Deng Majok succeeded his father Kwol Arob, as Paramount Chief of the Ngok Dinka of Abyei in 1943 and reigned until his death in 1969. He is widely recognized as one of the most prominent tribal leaders who contributed effectively to the maintenance of peace, security and stability in Sudan’s volatile North-South border area, where warrior African and Arab tribes come in contact, interact, and often clash in competition over scarce natural resources. Working in close partnership
The Mother of Us All is an analysis of the history of Queen nanny, the great 18th century leader of the Windward of Eastern Jamaican Maroons. The importance of this great leader's struggle against British colonial empire and its institution of slavery on the island of Jamaica has previously been largely ignored. To correct this gap, oral histories, including myths, legends, songs, ceremonies and local language are analyzed, as well as written texts including legal documents, journals of the era, historical land grants and peace treaties, poems, novels, critical texts, historical texts and children's books. The author analyzes the importance of Queen Nanny from cultural, military, historical, and religious points of view. This book marks an attempt to integrate a key figure of New World history into her rightful place as the leader of a critical resistance movement in Jamaica in the first part of the 18th century.
Murray Last, the eminent editor of Journal of Modern African Studies, says about Two Weeks in the Trenches, “ I found it so moving that I couldn’t put it down....” 'Heart' is a word used in Tigrinya more than in most languages, and the heart is at the center of Alemseged Tesfai’s writing. Ranging from the heart of children and families to the heart of Eritrea’s struggle for independence, Two Weeks in the Trenches is the testimony of Alemseged Tesfai’s own heart, too.
This volume takes up the life story of the author from where the first volume culminated. Through historical and political analyses the author lays bare the hidden (and not so hidden) elements that have contributed to Eritrea’s descent from a stellar model of democracy and progress to a tragic abyss of dictatorship and isolation. The narrative is at once a historical and biographical testament of a man who had been part of the freedom fight as well as of a process of constitution making that had earned the admiration of a wide variety of observers and commentators.
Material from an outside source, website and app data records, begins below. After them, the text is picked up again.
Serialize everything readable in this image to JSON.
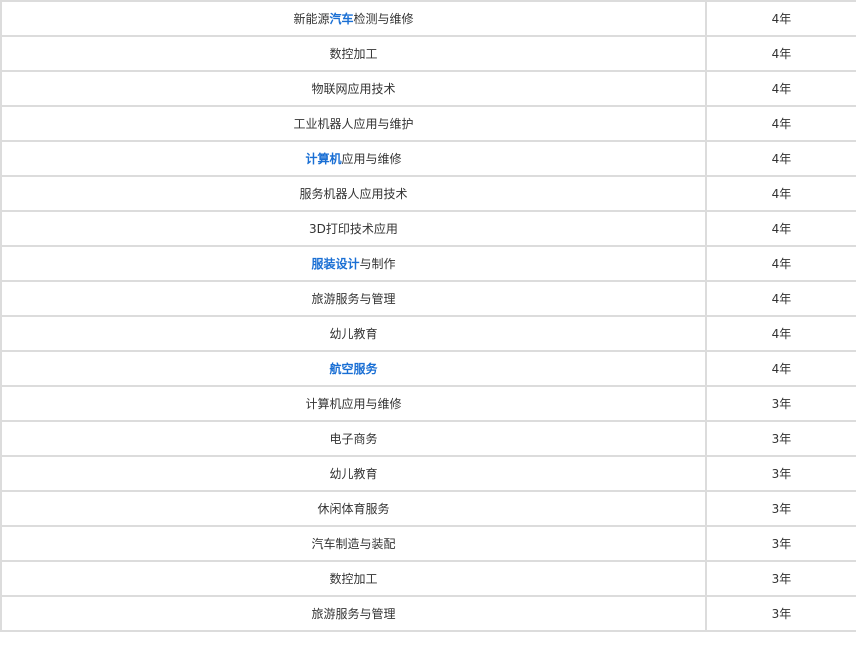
{
  "rows": [
    {
      "parts": [
        {
          "text": "新能源",
          "link": false
        },
        {
          "text": "汽车",
          "link": true
        },
        {
          "text": "检测与维修",
          "link": false
        }
      ],
      "years": "4年"
    },
    {
      "parts": [
        {
          "text": "数控加工",
          "link": false
        }
      ],
      "years": "4年"
    },
    {
      "parts": [
        {
          "text": "物联网应用技术",
          "link": false
        }
      ],
      "years": "4年"
    },
    {
      "parts": [
        {
          "text": "工业机器人应用与维护",
          "link": false
        }
      ],
      "years": "4年"
    },
    {
      "parts": [
        {
          "text": "计算机",
          "link": true
        },
        {
          "text": "应用与维修",
          "link": false
        }
      ],
      "years": "4年"
    },
    {
      "parts": [
        {
          "text": "服务机器人应用技术",
          "link": false
        }
      ],
      "years": "4年"
    },
    {
      "parts": [
        {
          "text": "3D打印技术应用",
          "link": false
        }
      ],
      "years": "4年"
    },
    {
      "parts": [
        {
          "text": "服装设计",
          "link": true
        },
        {
          "text": "与制作",
          "link": false
        }
      ],
      "years": "4年"
    },
    {
      "parts": [
        {
          "text": "旅游服务与管理",
          "link": false
        }
      ],
      "years": "4年"
    },
    {
      "parts": [
        {
          "text": "幼儿教育",
          "link": false
        }
      ],
      "years": "4年"
    },
    {
      "parts": [
        {
          "text": "航空服务",
          "link": true
        }
      ],
      "years": "4年"
    },
    {
      "parts": [
        {
          "text": "计算机应用与维修",
          "link": false
        }
      ],
      "years": "3年"
    },
    {
      "parts": [
        {
          "text": "电子商务",
          "link": false
        }
      ],
      "years": "3年"
    },
    {
      "parts": [
        {
          "text": "幼儿教育",
          "link": false
        }
      ],
      "years": "3年"
    },
    {
      "parts": [
        {
          "text": "休闲体育服务",
          "link": false
        }
      ],
      "years": "3年"
    },
    {
      "parts": [
        {
          "text": "汽车制造与装配",
          "link": false
        }
      ],
      "years": "3年"
    },
    {
      "parts": [
        {
          "text": "数控加工",
          "link": false
        }
      ],
      "years": "3年"
    },
    {
      "parts": [
        {
          "text": "旅游服务与管理",
          "link": false
        }
      ],
      "years": "3年"
    }
  ],
  "colors": {
    "link": "#1a6fd4",
    "text": "#333333",
    "border": "#dcdcdc"
  }
}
Through a rare autobiographical act, Zara Yacob, who acquainted himself with the teachings of the Catholic Church introduced by Portuguese Jesuit missions in Sixteenth-century Ethiopia, becomes the first self-conscious founder of a philosophical tradition in Ethiopia. Indeed, it is a mild exaggeration to assert that it is Zara Yacob who gave the continent ofAfrica an original autobiography, something that was at that time confined to literate traditions outside of Africa. His treatise is a masterful example of self-presentation, clearly and powerfully expressed in a captivating literary style.